The U.S. Air Force enlisted Air Center Helicopters’ H225s to conduct Special Operations training in elite offshore rescue operations - preparing them for real-life rescue operations in the field.
With its 16 H225s and 4 H125s, Air Center Helicopters is well known in the industry for its wide breadth of operational experience and capabilities - conducting everything from personnel recovery and medical evacuation in hostile military environments to firefighting and even carrying out scientific research on the ice sheets in Antarctica for the U.S. National Science Foundation. Recently, they supported a U.S. Air Force Special Operations Pararescue training unit, capstoning a rigorous skill level upgrade course - preparing them for rescue operations in more challenging offshore conditions.
Premier rescue unit for the U.S. Air Force
As part of the Special Warfare community, Pararescuemen or “PJs” as they’re referred to, are highly skilled tactical and technical rescue specialists with advanced medical capabilities. PJs are relied on in the Department of Defense and the U.S. Air Force to retrieve injured airmen in challenging and potentially hostile conditions. With expertly honed skills in parachuting, combat scuba diving, high angle rescue, and emergency medical care, they regularly undergo training to sharpen their abilities - making them a truly formidable rescue team.
H225: the ideal training helicopter
To prepare these special operators for real-world military operations, the U.S. Air Force called on the help of Air Center’s H225s for this recent course in offshore rescue. “With each class consisting of 12 people, the H225 is the ideal aircraft for this type of mission; with its ability to fly longer-duration missions and still pick up that amount of people without having to go back and forth for fuel, the H225 is really a one stop shop,” said Ben Fox, Special Missions Assistant Program Manager at Air Center.
Over the five-day session, the upgrade course consisted of multiple operational situations where pararescuemen were called on to use advanced tactical solutions to confront challenging missions, such as stranded boats or downed aircraft with injured passengers afloat in remote offshore locations.
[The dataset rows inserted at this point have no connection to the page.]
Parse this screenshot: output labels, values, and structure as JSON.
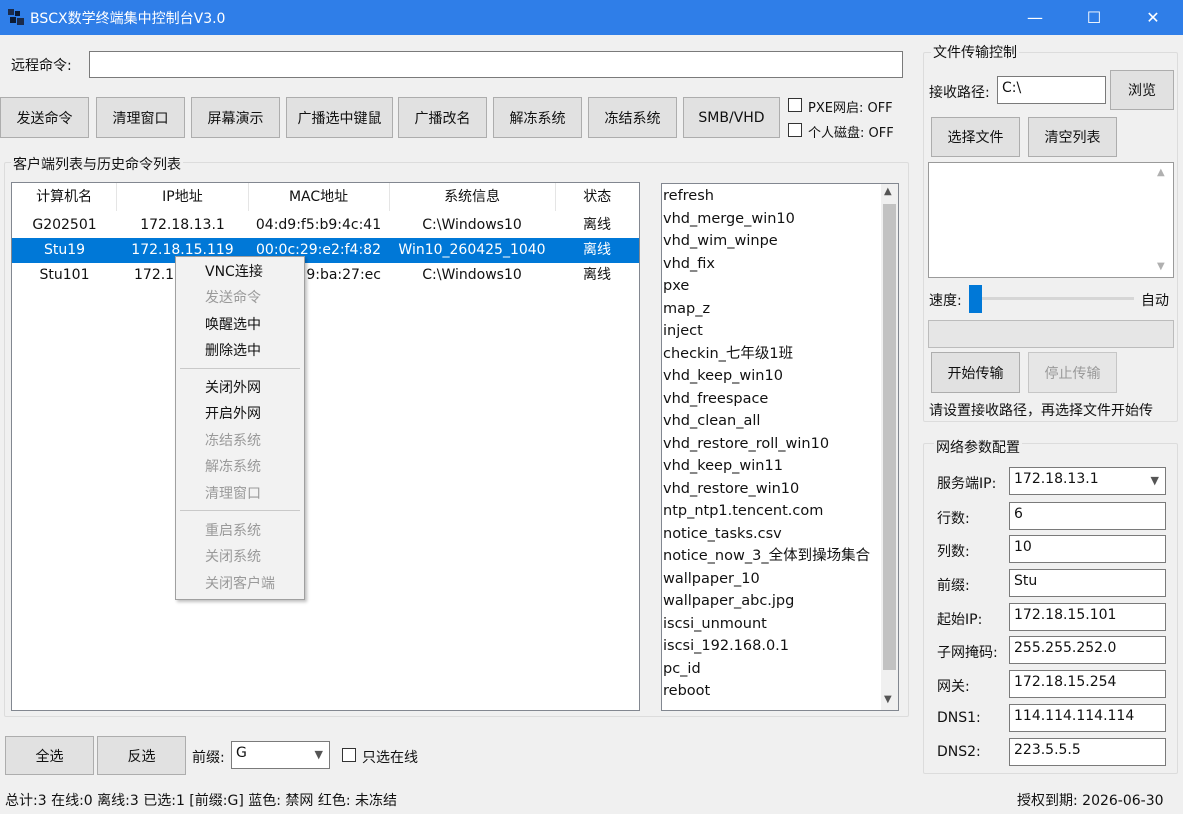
{
  "window": {
    "title": "BSCX数学终端集中控制台V3.0",
    "minimize": "—",
    "maximize": "☐",
    "close": "✕",
    "accent": "#2f7ee8"
  },
  "command": {
    "label": "远程命令:",
    "value": ""
  },
  "toolbar": {
    "send": "发送命令",
    "clear": "清理窗口",
    "screen": "屏幕演示",
    "broadcast_kbd": "广播选中键鼠",
    "broadcast_rename": "广播改名",
    "unfreeze": "解冻系统",
    "freeze": "冻结系统",
    "smb": "SMB/VHD",
    "pxe": "PXE网启: OFF",
    "disk": "个人磁盘: OFF"
  },
  "client_section": {
    "title": "客户端列表与历史命令列表"
  },
  "table": {
    "headers": [
      "计算机名",
      "IP地址",
      "MAC地址",
      "系统信息",
      "状态"
    ],
    "rows": [
      [
        "G202501",
        "172.18.13.1",
        "04:d9:f5:b9:4c:41",
        "C:\\Windows10",
        "离线"
      ],
      [
        "Stu19",
        "172.18.15.119",
        "00:0c:29:e2:f4:82",
        "Win10_260425_1040",
        "离线"
      ],
      [
        "Stu101",
        "172.18",
        "29:ba:27:ec",
        "C:\\Windows10",
        "离线"
      ]
    ],
    "selected_color": "#0078d7"
  },
  "history": [
    "refresh",
    "vhd_merge_win10",
    "vhd_wim_winpe",
    "vhd_fix",
    "pxe",
    "map_z",
    "inject",
    "checkin_七年级1班",
    "vhd_keep_win10",
    "vhd_freespace",
    "vhd_clean_all",
    "vhd_restore_roll_win10",
    "vhd_keep_win11",
    "vhd_restore_win10",
    "ntp_ntp1.tencent.com",
    "notice_tasks.csv",
    "notice_now_3_全体到操场集合",
    "wallpaper_10",
    "wallpaper_abc.jpg",
    "iscsi_unmount",
    "iscsi_192.168.0.1",
    "pc_id",
    "reboot"
  ],
  "context_menu": {
    "vnc": "VNC连接",
    "send": "发送命令",
    "wake": "唤醒选中",
    "delete": "删除选中",
    "net_off": "关闭外网",
    "net_on": "开启外网",
    "freeze": "冻结系统",
    "unfreeze": "解冻系统",
    "clean": "清理窗口",
    "restart": "重启系统",
    "shutdown": "关闭系统",
    "close_client": "关闭客户端"
  },
  "file_transfer": {
    "title": "文件传输控制",
    "path_label": "接收路径:",
    "path_value": "C:\\",
    "browse": "浏览",
    "choose": "选择文件",
    "clear_list": "清空列表",
    "speed_label": "速度:",
    "speed_value": "自动",
    "speed_level": 0,
    "start": "开始传输",
    "stop": "停止传输",
    "hint": "请设置接收路径，再选择文件开始传"
  },
  "network": {
    "title": "网络参数配置",
    "server_ip_label": "服务端IP:",
    "server_ip": "172.18.13.1",
    "rows_label": "行数:",
    "rows": "6",
    "cols_label": "列数:",
    "cols": "10",
    "prefix_label": "前缀:",
    "prefix": "Stu",
    "start_ip_label": "起始IP:",
    "start_ip": "172.18.15.101",
    "mask_label": "子网掩码:",
    "mask": "255.255.252.0",
    "gateway_label": "网关:",
    "gateway": "172.18.15.254",
    "dns1_label": "DNS1:",
    "dns1": "114.114.114.114",
    "dns2_label": "DNS2:",
    "dns2": "223.5.5.5"
  },
  "bottom": {
    "select_all": "全选",
    "invert": "反选",
    "prefix_label": "前缀:",
    "prefix_value": "G",
    "online_only": "只选在线"
  },
  "status": {
    "summary": "总计:3  在线:0  离线:3  已选:1   [前缀:G]  蓝色: 禁网  红色: 未冻结",
    "license": "授权到期: 2026-06-30"
  }
}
Pararescuemen sometimes parachuted down, other times deployed from the helicopter into the water, where they could medically assess the patients and radio for the H225 to recover both patient and PJ, hoisting them up from the water and into the safety of the cabin.
“Since Air Center is also involved in personnel recovery in Africa, it’s happened that we’ve seen these guys from the very beginning of their training all the way through to actual operations in the field,” said Fox. “They train on the H225 and then see these same helicopters again in their real-world rescue missions abroad.”
Experience and reliability with the H225
“It’s important to have an experienced crew for these types of missions - who know what the PJs in the water need - as well as a reliable helicopter. Our maintenance personnel keep us in the air at a 99 percent mission capable rate, which speaks volumes about the ease of maintenance and the skill of our guys,” said Fox. Air Center has contracted Airbus Helicopters to meet the material support and spare parts requirements of their helicopters, including a dedicated spare parts consignment stock. Currently 13 of Air Center’s 16 H225s in the fleet are covered by HCare.